**ACTION ITEM**
Check every line of the entries that follow, and copy the ones containing "爱嘲戏水".

● ● ● ● ●

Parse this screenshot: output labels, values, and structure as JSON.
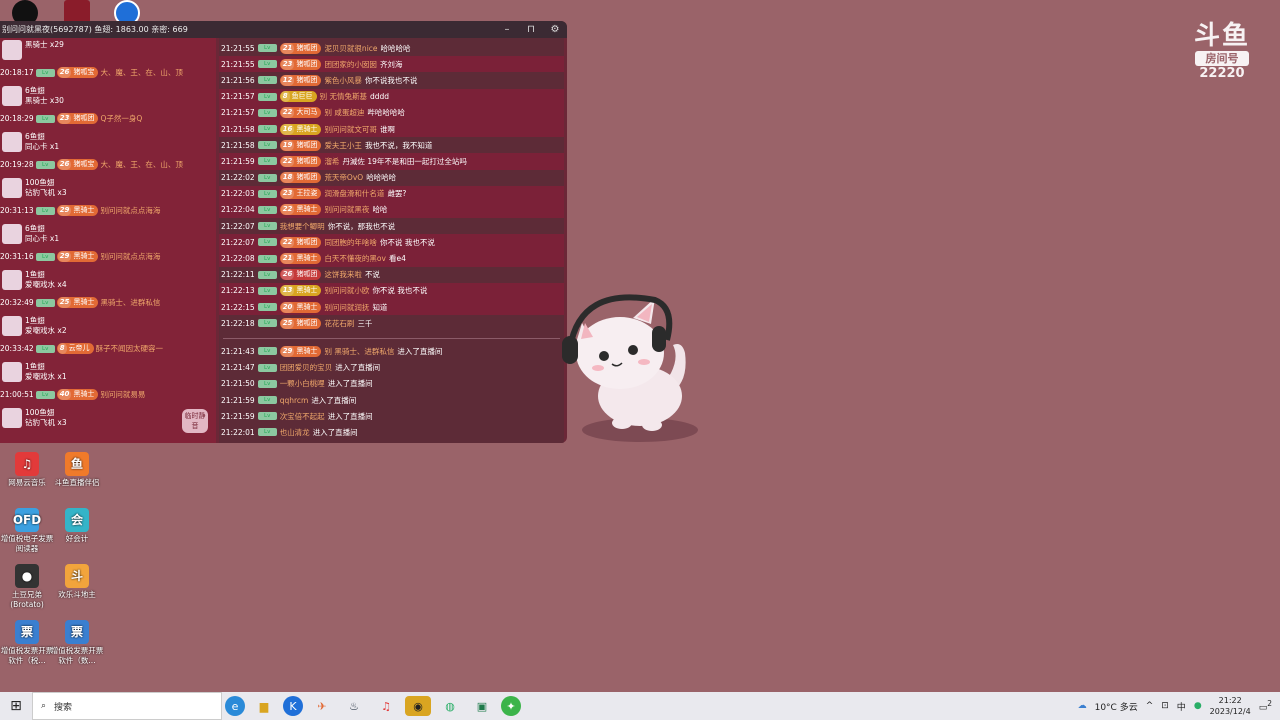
{
  "window": {
    "title": "别问问就黑夜(5692787) 鱼翅: 1863.00 亲密: 669",
    "mute_label": "临时静音"
  },
  "gifts": [
    {
      "type": "gift",
      "line1": "黑骑士 x29",
      "line2": ""
    },
    {
      "type": "enter",
      "time": "20:18:17",
      "fan_level": "26",
      "fan_name": "猪呱宝",
      "user": "大、魔、王、在、山、顶"
    },
    {
      "type": "gift",
      "line1": "6鱼翅",
      "line2": "黑骑士 x30"
    },
    {
      "type": "enter",
      "time": "20:18:29",
      "fan_level": "23",
      "fan_name": "猪呱团",
      "user": "Q子然一身Q"
    },
    {
      "type": "gift",
      "line1": "6鱼翅",
      "line2": "同心卡 x1"
    },
    {
      "type": "enter",
      "time": "20:19:28",
      "fan_level": "26",
      "fan_name": "猪呱宝",
      "user": "大、魔、王、在、山、顶"
    },
    {
      "type": "gift",
      "line1": "100鱼翅",
      "line2": "钻豹飞机 x3"
    },
    {
      "type": "enter",
      "time": "20:31:13",
      "fan_level": "29",
      "fan_name": "黑骑士",
      "user": "别问问就点点海海"
    },
    {
      "type": "gift",
      "line1": "6鱼翅",
      "line2": "同心卡 x1"
    },
    {
      "type": "enter",
      "time": "20:31:16",
      "fan_level": "29",
      "fan_name": "黑骑士",
      "user": "别问问就点点海海"
    },
    {
      "type": "gift",
      "line1": "1鱼翅",
      "line2": "爱嘲戏水 x4"
    },
    {
      "type": "enter",
      "time": "20:32:49",
      "fan_level": "25",
      "fan_name": "黑骑士",
      "user": "黑骑士、进群私信"
    },
    {
      "type": "gift",
      "line1": "1鱼翅",
      "line2": "爱嘲戏水 x2"
    },
    {
      "type": "enter",
      "time": "20:33:42",
      "fan_level": "8",
      "fan_name": "云帝儿",
      "user": "酥子不闻因太硬容一"
    },
    {
      "type": "gift",
      "line1": "1鱼翅",
      "line2": "爱嘲戏水 x1"
    },
    {
      "type": "enter",
      "time": "21:00:51",
      "fan_level": "40",
      "fan_name": "黑骑士",
      "user": "别问问就易易"
    },
    {
      "type": "gift",
      "line1": "100鱼翅",
      "line2": "钻豹飞机 x3"
    }
  ],
  "chat": [
    {
      "time": "21:21:55",
      "lv": "21",
      "fan": "猪呱团",
      "user": "泥贝贝就很nice",
      "msg": "哈哈哈哈",
      "hl": false,
      "color": "orange"
    },
    {
      "time": "21:21:55",
      "lv": "23",
      "fan": "猪呱团",
      "user": "团团家的小囡囡",
      "msg": "齐刘海",
      "hl": true,
      "color": "orange"
    },
    {
      "time": "21:21:56",
      "lv": "12",
      "fan": "猪呱团",
      "user": "紫色小风暴",
      "msg": "你不说我也不说",
      "hl": false,
      "color": "orange"
    },
    {
      "time": "21:21:57",
      "lv": "8",
      "fan": "鱼巨巨",
      "user": "别 无情兔斯基",
      "msg": "dddd",
      "hl": true,
      "color": "yellow"
    },
    {
      "time": "21:21:57",
      "lv": "22",
      "fan": "大司马",
      "user": "别 咸蛋超迪",
      "msg": "哔哈哈哈哈",
      "hl": true,
      "color": "orange"
    },
    {
      "time": "21:21:58",
      "lv": "16",
      "fan": "黑骑士",
      "user": "别问问就文可哥",
      "msg": "谁啊",
      "hl": true,
      "color": "yellow"
    },
    {
      "time": "21:21:58",
      "lv": "19",
      "fan": "猪呱团",
      "user": "爱夫王小王",
      "msg": "我也不说，我不知道",
      "hl": false,
      "color": "orange"
    },
    {
      "time": "21:21:59",
      "lv": "22",
      "fan": "猪呱团",
      "user": "溜希",
      "msg": "丹滅佐 19年不是和田一起打过全站吗",
      "hl": true,
      "color": "orange"
    },
    {
      "time": "21:22:02",
      "lv": "18",
      "fan": "猪呱团",
      "user": "荒天帝OvO",
      "msg": "哈哈哈哈",
      "hl": false,
      "color": "orange"
    },
    {
      "time": "21:22:03",
      "lv": "23",
      "fan": "王拉姿",
      "user": "润滑盘滑和什名道",
      "msg": "雌罢?",
      "hl": true,
      "color": "orange"
    },
    {
      "time": "21:22:04",
      "lv": "22",
      "fan": "黑骑士",
      "user": "别问问就黑夜",
      "msg": "哈哈",
      "hl": true,
      "color": "orange"
    },
    {
      "time": "21:22:07",
      "lv": "",
      "fan": "",
      "user": "我想要个鲫明",
      "msg": "你不说，那我也不说",
      "hl": false,
      "color": ""
    },
    {
      "time": "21:22:07",
      "lv": "22",
      "fan": "猪呱团",
      "user": "同团胞的年啥啥",
      "msg": "你不说 我也不说",
      "hl": true,
      "color": "orange"
    },
    {
      "time": "21:22:08",
      "lv": "21",
      "fan": "黑骑士",
      "user": "白天不懂夜的黑ov",
      "msg": "看e4",
      "hl": true,
      "color": "orange"
    },
    {
      "time": "21:22:11",
      "lv": "26",
      "fan": "猪呱团",
      "user": "这饼我来啦",
      "msg": "不说",
      "hl": false,
      "color": "red"
    },
    {
      "time": "21:22:13",
      "lv": "13",
      "fan": "黑骑士",
      "user": "别问问就小欧",
      "msg": "你不说 我也不说",
      "hl": true,
      "color": "yellow"
    },
    {
      "time": "21:22:15",
      "lv": "20",
      "fan": "黑骑士",
      "user": "别问问就润抚",
      "msg": "知道",
      "hl": true,
      "color": "orange"
    },
    {
      "time": "21:22:18",
      "lv": "25",
      "fan": "猪呱团",
      "user": "花花石刷",
      "msg": "三千",
      "hl": false,
      "color": "orange"
    }
  ],
  "entries": [
    {
      "time": "21:21:43",
      "lv": "29",
      "fan": "黑骑士",
      "user": "别 黑骑士、进群私信",
      "msg": "进入了直播间"
    },
    {
      "time": "21:21:47",
      "lv": "",
      "fan": "",
      "user": "团团爱贝的宝贝",
      "msg": "进入了直播间"
    },
    {
      "time": "21:21:50",
      "lv": "",
      "fan": "",
      "user": "一颗小白桃哩",
      "msg": "进入了直播间"
    },
    {
      "time": "21:21:59",
      "lv": "",
      "fan": "",
      "user": "qqhrcm",
      "msg": "进入了直播间"
    },
    {
      "time": "21:21:59",
      "lv": "",
      "fan": "",
      "user": "次宝倍不起起",
      "msg": "进入了直播间"
    },
    {
      "time": "21:22:01",
      "lv": "",
      "fan": "",
      "user": "也山清龙",
      "msg": "进入了直播间"
    }
  ],
  "brand": {
    "logo": "斗鱼",
    "badge": "房间号",
    "room": "22220"
  },
  "desktop_icons": [
    {
      "label": "网易云音乐",
      "color": "#e23a3a",
      "glyph": "♫"
    },
    {
      "label": "斗鱼直播伴侣",
      "color": "#f07a2a",
      "glyph": "鱼"
    },
    {
      "label": "增值税电子发票阅读器",
      "color": "#3ca0e0",
      "glyph": "OFD"
    },
    {
      "label": "好会计",
      "color": "#34b4c8",
      "glyph": "会"
    },
    {
      "label": "土豆兄弟(Brotato)",
      "color": "#333",
      "glyph": "●"
    },
    {
      "label": "欢乐斗地主",
      "color": "#f2a43c",
      "glyph": "斗"
    },
    {
      "label": "增值税发票开票软件（税...",
      "color": "#3a7fd0",
      "glyph": "票"
    },
    {
      "label": "增值税发票开票软件（数...",
      "color": "#3a7fd0",
      "glyph": "票"
    }
  ],
  "taskbar": {
    "search_placeholder": "搜索",
    "weather": "10°C 多云",
    "ime": "中",
    "time": "21:22",
    "date": "2023/12/4",
    "notif": "2"
  }
}
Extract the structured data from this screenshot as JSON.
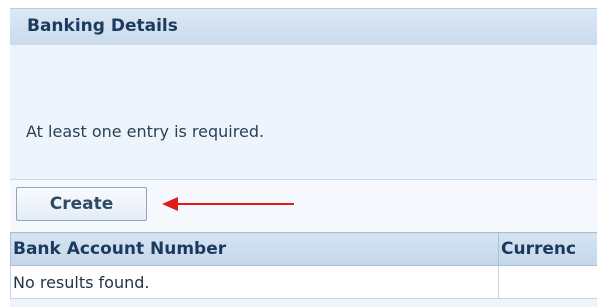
{
  "section": {
    "title": "Banking Details",
    "instruction": "At least one entry is required."
  },
  "toolbar": {
    "create_label": "Create"
  },
  "table": {
    "columns": [
      "Bank Account Number",
      "Currenc"
    ],
    "empty_message": "No results found."
  },
  "colors": {
    "annotation_arrow": "#e01b1b",
    "header_text": "#1c3a5e",
    "panel_background": "#edf4fb"
  },
  "annotations": {
    "arrow_icon": "left-arrow-icon"
  }
}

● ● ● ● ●

**OUTPUT BELOW**
      "line2": "爱嘲戏水 x4"
      "line2": "爱嘲戏水 x2"
      "line2": "爱嘲戏水 x1"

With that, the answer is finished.